Hagg: I think it starts with authenticity. Sort of touching on the green washing topic, our focus has been on authentic delivery on these types of solutions and so we haven’t rushed to move every product under the SFDR regime to light green. That has not been our focus. Our focus has been to pick our absolute best ESG investors, to lead with those, and to also have very honest discussions with our clients.
Just one more piece of the green washing topic. Another area you don’t see as much of is in client conversations there’s green washing. There’s an over promise of how diverse a company is, some firms will go a bit too far on those fronts. And so I think in the conversations with clients it’s another piece where you lead with your best ESG solutions and you really try to stay authentic. That’s really the goal.
Lucken: Thank you. And you mentioned SFDR here. We have another question which is, what are the differences in government pressures on ESG product screening. The EU seems to be further ahead than other regions, the U.S. for example.
Hagg: Yes. And, Will, I think the EU is very much ahead I think in defining the vernacular and creating prescriptive rules in how you speak about ESG. I think in the non-prescriptive world that the SEC usually drives in the U.S. I think there’s a lot of uncertainty. So again, it’s about authenticity. I think that will protect you from scrutiny of the SEC. But my guess is that the SEC, now that it’s very much awake to the ESG trend line, I think they’re going to come in and there’s going to be places where there’s been some over promising and there’s been some positioning that may not be the most authentic.

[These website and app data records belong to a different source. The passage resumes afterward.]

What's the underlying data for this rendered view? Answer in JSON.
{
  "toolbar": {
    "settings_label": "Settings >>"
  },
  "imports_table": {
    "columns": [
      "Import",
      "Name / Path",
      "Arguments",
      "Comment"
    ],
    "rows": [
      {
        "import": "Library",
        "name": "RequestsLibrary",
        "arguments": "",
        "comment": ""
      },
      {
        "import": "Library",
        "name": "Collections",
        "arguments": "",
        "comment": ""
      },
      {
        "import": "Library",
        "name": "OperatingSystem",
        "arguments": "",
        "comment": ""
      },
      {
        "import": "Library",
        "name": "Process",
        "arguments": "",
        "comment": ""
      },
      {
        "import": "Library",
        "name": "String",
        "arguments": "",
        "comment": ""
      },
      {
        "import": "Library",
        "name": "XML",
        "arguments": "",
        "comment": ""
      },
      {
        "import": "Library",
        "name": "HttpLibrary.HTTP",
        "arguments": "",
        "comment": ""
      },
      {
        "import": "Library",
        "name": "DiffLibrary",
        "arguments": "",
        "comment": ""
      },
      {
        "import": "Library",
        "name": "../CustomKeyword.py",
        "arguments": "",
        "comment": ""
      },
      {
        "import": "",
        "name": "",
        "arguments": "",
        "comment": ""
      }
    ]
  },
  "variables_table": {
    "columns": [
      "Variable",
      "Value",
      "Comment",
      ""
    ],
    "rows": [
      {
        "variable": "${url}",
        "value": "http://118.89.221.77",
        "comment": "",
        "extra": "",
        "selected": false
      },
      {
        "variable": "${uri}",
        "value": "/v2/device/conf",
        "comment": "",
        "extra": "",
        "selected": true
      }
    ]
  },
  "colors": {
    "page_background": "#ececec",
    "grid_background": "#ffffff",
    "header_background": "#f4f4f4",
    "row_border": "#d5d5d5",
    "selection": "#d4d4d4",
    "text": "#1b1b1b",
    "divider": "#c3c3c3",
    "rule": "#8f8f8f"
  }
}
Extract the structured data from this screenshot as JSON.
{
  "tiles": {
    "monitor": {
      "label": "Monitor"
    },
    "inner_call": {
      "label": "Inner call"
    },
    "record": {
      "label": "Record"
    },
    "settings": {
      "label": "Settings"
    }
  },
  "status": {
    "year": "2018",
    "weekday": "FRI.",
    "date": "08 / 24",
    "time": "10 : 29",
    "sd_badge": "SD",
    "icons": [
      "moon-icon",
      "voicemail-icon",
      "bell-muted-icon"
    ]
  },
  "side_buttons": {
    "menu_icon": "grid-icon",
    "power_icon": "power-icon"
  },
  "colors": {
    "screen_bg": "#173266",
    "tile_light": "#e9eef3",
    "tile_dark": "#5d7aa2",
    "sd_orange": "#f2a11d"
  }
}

And so I think the SEC will do that through examination, and that’s going to be a significant area of focus for them.
Lucken: Great. Well, Paul, I’d love to pass that question to you but I’m afraid we only have ten seconds left. So thank you to both of you for today’s session. I hope everybody found that useful.